[libx264 @ 0x7f9b9b846800] 8x8 transform intra:44.2% inter:94.3%
[libx264 @ 0x7f9b9b846800] direct mvs spatial:64.7% temporal:35.3%
[libx264 @ 0x7f9b9b846800] coded y,uvDC,uvAC intra: 21.2% 67.2% 12.9% inter: 16.5% 38.6% 0.5%
[libx264 @ 0x7f9b9b846800] i16 v,h,dc,p: 35% 25% 18% 22%
[libx264 @ 0x7f9b9b846800] i8 v,h,dc,ddl,ddr,vr,hd,vl,hu: 14% 19% 37% 3% 5% 5% 10% 3% 5%
[libx264 @ 0x7f9b9b846800] i4 v,h,dc,ddl,ddr,vr,hd,vl,hu: 18% 20% 43% 1% 5% 4% 6% 1% 2%
[libx264 @ 0x7f9b9b846800] i8c dc,h,v,p: 43% 33% 19% 5%
[libx264 @ 0x7f9b9b846800] Weighted P-Frames: Y:0.3% UV:0.2%
[libx264 @ 0x7f9b9b846800] ref P L0: 63.3% 3.6% 16.9% 9.2% 7.0%
[libx264 @ 0x7f9b9b846800] ref B L0: 98.5% 1.5% 0.0%
[libx264 @ 0x7f9b9b846800] ref B L1: 99.6% 0.4%
[libx264 @ 0x7f9b9b846800] kb/s:6084.43

 

 

Useful script for multi-rate HLS output from ffmpeg

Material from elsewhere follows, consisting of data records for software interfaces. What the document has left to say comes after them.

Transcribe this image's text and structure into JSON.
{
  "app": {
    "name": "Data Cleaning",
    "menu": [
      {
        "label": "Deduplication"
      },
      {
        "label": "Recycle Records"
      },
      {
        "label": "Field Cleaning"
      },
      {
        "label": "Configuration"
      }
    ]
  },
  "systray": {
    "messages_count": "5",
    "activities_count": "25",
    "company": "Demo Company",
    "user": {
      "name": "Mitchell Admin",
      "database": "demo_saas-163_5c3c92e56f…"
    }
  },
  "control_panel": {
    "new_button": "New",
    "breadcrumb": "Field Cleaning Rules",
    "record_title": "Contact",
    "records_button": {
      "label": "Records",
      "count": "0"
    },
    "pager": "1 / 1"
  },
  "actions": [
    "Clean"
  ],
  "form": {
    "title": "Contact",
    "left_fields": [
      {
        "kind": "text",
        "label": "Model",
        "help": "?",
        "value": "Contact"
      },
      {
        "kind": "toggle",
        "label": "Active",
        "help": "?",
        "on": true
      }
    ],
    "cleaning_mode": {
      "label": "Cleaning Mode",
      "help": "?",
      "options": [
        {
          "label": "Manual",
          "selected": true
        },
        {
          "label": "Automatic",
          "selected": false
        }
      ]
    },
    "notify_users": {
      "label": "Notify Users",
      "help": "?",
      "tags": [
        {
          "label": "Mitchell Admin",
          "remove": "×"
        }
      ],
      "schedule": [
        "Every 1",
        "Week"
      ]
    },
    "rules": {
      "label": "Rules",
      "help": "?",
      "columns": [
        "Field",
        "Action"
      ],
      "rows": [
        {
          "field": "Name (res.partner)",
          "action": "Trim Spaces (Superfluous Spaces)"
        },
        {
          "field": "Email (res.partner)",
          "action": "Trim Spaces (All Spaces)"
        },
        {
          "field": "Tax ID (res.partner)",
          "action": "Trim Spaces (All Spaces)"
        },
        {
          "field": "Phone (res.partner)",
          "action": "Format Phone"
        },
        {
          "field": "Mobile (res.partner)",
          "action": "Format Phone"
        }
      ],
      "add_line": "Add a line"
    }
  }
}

#!/bin/bash
VIDSOURCE=”$1RESOLUTION=”854x480”
BITRATE1=”800000BITRATE2=”600000BITRATE3=”400000”
 
AUDIO_OPTS=”-c:a libfaac -b:a 160000 -ac 2VIDEO_OPTS1=”-s $RESOLUTION -c:v libx264 -b:v $BITRATE1 -vprofilebaseline -preset medium -x264opts level=41VIDEO_OPTS2=”-s $RESOLUTION -c:v libx264 -b:v $BITRATE2 -vprofile
baseline -preset medium -x264opts level=41VIDEO_OPTS3=”-s $RESOLUTION -c:v libx264 -b:v $BITRATE3 -vprofile
baseline -preset medium -x264opts level=41OUTPUT_HLS=”-hls_time 3 -hls_list_size 10 -hls_wrap 30 -start_number 1ffmpeg -i$VIDSOURCE-y -threads 4
              $AUDIO_OPTS $VIDEO_OPTS1 $OUTPUT_HLS stream_hi.m3u8
              $AUDIO_OPTS $VIDEO_OPTS2 $OUTPUT_HLS stream_med.m3u8
              $AUDIO_OPTS $VIDEO_OPTS3 $OUTPUT_HLS stream_low.m3u8

Credit to: jeisom@gmail.com